> [Description of the task]
Check every line below for the string "note", and copy the lines that contain it.

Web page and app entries
****************

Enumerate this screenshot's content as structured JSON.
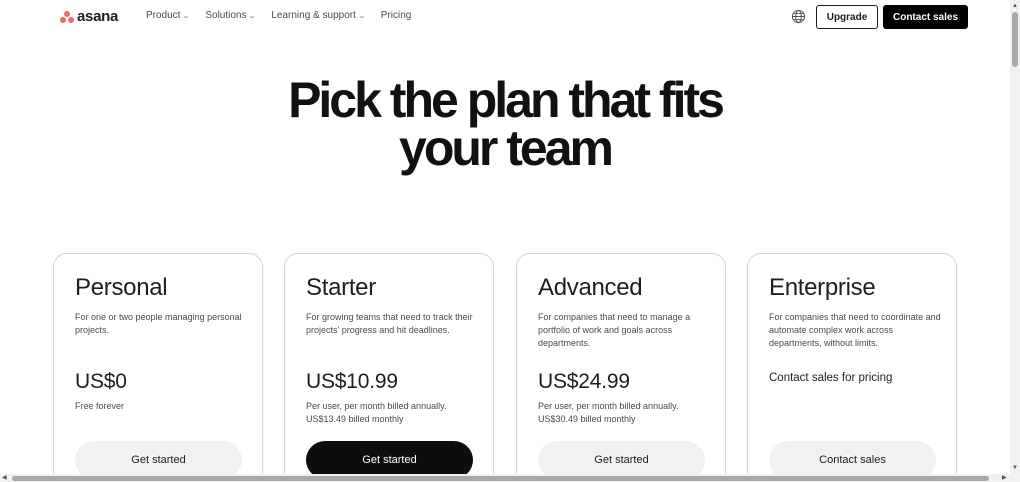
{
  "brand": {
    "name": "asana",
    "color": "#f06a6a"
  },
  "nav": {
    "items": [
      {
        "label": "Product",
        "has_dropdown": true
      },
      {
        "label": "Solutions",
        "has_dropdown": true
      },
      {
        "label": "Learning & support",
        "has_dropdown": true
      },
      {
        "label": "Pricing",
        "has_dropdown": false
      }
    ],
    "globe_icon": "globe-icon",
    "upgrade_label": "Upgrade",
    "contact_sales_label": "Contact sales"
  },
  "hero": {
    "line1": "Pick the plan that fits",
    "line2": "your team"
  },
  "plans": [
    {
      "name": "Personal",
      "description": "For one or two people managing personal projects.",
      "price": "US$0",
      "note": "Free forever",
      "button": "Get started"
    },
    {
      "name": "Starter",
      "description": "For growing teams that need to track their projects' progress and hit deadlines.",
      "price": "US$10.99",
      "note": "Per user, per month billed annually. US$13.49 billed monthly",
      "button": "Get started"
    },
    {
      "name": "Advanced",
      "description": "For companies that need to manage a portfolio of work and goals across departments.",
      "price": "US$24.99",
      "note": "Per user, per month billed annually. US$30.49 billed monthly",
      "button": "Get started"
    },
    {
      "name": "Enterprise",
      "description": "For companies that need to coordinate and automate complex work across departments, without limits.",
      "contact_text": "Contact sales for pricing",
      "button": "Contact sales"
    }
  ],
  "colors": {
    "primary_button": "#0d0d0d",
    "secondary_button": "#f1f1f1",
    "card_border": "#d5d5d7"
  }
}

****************

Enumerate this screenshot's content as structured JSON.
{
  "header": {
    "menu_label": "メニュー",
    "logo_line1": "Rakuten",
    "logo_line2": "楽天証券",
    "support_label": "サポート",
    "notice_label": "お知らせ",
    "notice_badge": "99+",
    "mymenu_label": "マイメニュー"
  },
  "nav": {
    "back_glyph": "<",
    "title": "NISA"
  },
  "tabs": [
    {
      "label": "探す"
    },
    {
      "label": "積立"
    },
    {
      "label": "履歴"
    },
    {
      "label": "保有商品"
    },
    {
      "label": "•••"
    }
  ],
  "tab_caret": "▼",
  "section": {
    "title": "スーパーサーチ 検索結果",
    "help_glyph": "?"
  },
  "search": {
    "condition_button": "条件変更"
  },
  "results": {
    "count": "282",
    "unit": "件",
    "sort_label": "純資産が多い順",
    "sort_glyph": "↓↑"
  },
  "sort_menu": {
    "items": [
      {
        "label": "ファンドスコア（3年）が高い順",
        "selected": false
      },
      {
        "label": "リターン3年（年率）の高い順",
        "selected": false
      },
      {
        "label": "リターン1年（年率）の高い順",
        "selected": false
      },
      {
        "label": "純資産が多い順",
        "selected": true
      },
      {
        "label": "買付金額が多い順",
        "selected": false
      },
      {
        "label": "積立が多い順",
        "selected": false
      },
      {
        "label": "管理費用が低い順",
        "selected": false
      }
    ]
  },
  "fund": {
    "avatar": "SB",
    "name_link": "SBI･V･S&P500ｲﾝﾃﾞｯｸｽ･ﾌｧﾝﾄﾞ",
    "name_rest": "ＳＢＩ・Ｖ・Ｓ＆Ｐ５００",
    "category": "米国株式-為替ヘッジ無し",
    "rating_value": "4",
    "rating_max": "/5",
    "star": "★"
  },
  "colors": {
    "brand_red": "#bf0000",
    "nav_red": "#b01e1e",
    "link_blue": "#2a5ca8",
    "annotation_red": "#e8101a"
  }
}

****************

> [Answer box]
      "note": "Free forever",
      "note": "Per user, per month billed annually. US$13.49 billed monthly",
      "note": "Per user, per month billed annually. US$30.49 billed monthly",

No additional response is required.